While driving on the Pennsylvania Turnpike a couple of weeks ago, I twice encountered the remnants of large tires from tractor-trailers in the middle of the highway. With quick maneuvering, I was lucky to avoid the tires. The damaged tires easily could have caused an accident and were a reminder of the potential dangers drivers face on state roads and highways. This made me think about and then inquire into crash statistics for tractor-trailers in the Commonwealth of Pennsylvania.
Interestingly, in April 2016, the Pennsylvania Department of Transportation (“PennDOT”) released its 2015 Pennsylvania Crash Facts and Statistics booklet . The booklet provides information involving reported crashes involving cars, tractor trailers, buses, motorcycles, etc. that occurred in Pennsylvania in 2015 on the state’s approximately 120,000 miles of roads and highways.

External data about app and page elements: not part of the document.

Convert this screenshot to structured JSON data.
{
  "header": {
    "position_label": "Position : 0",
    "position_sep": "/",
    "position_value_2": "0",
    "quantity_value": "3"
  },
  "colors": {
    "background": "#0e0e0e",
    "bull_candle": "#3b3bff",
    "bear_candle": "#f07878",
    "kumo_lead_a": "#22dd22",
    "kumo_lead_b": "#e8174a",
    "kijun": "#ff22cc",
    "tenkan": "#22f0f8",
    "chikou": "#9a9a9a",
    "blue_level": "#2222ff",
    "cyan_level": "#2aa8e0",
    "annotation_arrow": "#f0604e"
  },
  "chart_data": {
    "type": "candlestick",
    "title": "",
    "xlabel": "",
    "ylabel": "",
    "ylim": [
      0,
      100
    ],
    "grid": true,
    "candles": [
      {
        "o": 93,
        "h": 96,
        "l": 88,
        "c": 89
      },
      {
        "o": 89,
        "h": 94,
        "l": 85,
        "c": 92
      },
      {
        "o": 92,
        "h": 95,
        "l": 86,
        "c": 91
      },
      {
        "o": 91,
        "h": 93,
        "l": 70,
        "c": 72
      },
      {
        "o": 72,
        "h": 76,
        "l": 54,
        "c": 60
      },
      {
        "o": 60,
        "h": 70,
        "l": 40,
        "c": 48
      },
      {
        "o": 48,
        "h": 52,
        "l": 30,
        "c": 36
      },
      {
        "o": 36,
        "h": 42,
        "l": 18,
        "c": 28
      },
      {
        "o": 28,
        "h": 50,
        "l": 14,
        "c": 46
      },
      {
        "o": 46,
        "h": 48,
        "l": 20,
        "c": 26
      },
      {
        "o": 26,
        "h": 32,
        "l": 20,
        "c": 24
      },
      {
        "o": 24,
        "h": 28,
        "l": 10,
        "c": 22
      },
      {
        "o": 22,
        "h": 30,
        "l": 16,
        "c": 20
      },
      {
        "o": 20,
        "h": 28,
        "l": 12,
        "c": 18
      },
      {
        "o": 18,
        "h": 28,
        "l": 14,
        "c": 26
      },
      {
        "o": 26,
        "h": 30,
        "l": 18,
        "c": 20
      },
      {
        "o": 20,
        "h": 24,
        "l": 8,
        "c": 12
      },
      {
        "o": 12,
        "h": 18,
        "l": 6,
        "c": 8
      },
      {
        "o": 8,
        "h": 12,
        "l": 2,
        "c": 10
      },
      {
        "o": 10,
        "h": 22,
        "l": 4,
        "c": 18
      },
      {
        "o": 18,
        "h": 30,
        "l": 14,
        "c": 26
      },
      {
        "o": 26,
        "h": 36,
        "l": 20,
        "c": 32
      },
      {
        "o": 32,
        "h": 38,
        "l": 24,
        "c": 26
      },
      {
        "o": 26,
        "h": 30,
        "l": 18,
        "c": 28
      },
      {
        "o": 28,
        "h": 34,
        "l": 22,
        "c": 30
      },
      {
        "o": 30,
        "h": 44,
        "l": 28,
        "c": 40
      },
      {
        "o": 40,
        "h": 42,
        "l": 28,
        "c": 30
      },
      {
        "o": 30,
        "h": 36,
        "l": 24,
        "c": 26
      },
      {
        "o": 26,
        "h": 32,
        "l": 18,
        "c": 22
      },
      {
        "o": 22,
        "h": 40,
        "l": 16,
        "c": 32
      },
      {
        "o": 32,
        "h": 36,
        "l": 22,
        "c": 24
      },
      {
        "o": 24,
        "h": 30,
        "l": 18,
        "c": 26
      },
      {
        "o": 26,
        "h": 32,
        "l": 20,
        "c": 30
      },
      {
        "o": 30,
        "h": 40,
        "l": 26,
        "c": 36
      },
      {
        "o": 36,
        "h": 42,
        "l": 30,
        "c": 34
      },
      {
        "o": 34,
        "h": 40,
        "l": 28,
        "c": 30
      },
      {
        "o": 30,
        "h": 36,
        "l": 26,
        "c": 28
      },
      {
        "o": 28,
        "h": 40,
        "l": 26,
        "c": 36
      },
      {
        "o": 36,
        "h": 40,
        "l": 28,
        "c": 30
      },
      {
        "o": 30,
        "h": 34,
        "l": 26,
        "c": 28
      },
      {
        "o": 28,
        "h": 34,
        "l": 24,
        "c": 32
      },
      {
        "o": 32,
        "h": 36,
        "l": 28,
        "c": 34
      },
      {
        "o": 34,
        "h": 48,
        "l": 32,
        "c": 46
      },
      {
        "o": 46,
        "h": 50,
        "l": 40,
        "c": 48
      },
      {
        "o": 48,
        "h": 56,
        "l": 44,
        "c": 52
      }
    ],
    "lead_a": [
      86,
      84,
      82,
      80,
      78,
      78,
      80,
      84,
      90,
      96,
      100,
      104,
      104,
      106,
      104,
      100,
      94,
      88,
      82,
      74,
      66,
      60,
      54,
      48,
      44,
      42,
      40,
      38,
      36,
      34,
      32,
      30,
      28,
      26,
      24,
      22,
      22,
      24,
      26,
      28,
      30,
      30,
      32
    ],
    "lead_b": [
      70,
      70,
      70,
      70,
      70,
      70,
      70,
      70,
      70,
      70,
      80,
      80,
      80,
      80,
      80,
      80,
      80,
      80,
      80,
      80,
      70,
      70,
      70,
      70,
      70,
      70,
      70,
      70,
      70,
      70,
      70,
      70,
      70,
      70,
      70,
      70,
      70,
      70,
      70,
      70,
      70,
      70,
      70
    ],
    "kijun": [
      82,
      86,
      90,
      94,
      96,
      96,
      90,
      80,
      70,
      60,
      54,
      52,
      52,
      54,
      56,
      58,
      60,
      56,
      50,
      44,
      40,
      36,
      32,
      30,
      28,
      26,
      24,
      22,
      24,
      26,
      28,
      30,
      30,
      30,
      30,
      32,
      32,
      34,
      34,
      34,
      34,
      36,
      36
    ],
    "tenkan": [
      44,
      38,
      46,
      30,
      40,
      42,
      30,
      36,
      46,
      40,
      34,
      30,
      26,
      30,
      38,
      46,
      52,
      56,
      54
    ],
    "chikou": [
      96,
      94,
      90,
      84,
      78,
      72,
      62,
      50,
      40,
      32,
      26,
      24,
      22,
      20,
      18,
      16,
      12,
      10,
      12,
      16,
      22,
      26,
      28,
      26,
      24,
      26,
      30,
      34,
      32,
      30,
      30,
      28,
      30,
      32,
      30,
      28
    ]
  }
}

The information was collected from police crash reports from the Pennsylvania State Police and approximately 1,300 local municipal police departments.
In 2015, there were 127,127 reported traffic crashes resulting in 1,200 deaths and 80,004 injured people in Pennsylvania, which was the eleventh lowest total for crashes since 1950.
Notably, out of the 127,127 crashes in Pennsylvania, 6,916 involved heavy trucks. This was the highest total since 2011. The booklet defines heavy trucks as including tractor-trailers, single unit trucks, such as coal trucks, and motor homes. Basically, a heavy truck is one that is designed for carrying a heavy load of property on or in the vehicle. There were 130 fatal crashes involving heavy trucks, which resulted in 149 deaths.
As you can tell, despite an attempt by automotive manufacturers to improve safety, there are still a fair amount of crashes and deaths that occur on roads and highways in Pennsylvania involving heavy trucks, such as tractor-trailers.